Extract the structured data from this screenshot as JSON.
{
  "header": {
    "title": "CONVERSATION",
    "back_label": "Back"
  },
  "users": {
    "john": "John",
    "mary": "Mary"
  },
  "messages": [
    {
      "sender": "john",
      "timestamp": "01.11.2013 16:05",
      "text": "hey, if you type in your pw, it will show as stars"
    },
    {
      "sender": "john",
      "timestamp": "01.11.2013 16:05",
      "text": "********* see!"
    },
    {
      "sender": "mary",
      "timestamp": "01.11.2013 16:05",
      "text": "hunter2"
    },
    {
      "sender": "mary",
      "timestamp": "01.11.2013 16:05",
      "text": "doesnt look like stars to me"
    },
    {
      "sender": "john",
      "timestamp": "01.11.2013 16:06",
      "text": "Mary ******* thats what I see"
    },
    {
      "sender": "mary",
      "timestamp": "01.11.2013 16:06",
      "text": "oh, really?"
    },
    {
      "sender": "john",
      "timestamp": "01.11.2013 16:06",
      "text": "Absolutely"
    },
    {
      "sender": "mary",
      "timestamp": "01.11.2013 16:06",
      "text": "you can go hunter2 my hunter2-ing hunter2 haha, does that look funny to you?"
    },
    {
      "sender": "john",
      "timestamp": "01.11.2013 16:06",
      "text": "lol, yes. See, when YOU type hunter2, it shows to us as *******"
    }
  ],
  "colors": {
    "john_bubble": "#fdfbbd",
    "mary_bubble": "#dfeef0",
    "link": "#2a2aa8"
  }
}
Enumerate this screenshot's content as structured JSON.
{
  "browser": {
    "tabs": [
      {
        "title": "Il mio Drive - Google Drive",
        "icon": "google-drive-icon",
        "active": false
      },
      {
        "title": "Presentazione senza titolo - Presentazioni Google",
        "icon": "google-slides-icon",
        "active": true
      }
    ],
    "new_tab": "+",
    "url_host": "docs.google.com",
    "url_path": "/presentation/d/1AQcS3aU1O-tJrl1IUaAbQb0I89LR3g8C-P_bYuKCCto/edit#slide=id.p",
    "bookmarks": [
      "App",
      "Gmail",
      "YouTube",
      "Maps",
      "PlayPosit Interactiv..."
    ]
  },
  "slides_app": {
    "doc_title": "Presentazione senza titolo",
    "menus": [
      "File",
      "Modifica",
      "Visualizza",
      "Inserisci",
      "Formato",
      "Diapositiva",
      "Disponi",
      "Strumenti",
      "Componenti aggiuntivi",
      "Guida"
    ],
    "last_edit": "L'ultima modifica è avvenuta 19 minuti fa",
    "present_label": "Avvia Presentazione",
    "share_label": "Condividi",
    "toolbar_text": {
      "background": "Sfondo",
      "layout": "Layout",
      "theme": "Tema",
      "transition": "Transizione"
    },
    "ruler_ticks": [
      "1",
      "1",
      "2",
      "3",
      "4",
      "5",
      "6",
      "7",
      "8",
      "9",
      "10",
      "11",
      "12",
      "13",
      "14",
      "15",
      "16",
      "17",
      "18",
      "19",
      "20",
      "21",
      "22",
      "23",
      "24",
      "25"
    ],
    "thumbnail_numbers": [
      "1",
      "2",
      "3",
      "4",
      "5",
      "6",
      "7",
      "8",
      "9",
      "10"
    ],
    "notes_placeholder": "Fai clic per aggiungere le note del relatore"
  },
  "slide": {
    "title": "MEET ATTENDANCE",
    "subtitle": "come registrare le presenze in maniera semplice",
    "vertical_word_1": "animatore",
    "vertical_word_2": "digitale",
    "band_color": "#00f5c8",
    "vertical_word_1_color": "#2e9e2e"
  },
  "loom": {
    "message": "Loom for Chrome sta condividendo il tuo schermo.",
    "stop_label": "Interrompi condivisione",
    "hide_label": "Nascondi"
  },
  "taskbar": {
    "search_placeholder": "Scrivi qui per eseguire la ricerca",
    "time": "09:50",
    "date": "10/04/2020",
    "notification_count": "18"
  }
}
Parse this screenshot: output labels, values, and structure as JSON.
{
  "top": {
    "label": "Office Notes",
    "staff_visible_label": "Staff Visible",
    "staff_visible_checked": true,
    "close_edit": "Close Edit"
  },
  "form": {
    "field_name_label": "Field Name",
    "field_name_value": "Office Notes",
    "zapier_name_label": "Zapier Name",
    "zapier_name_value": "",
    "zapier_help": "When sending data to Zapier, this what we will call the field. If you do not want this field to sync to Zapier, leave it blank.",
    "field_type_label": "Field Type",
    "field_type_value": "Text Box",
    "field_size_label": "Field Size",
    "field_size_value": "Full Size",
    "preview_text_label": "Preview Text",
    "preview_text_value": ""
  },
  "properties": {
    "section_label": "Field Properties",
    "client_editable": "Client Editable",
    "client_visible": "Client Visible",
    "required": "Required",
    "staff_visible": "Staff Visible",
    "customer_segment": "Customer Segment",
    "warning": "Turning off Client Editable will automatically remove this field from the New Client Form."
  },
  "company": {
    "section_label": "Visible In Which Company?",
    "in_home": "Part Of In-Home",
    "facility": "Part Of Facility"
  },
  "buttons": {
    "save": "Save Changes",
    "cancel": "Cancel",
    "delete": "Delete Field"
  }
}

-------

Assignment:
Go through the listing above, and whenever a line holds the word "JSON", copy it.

Result of the task:
Extract the structured data from this screenshot as JSON.
Enumerate this screenshot's content as structured JSON.
Parse this screenshot: output labels, values, and structure as JSON.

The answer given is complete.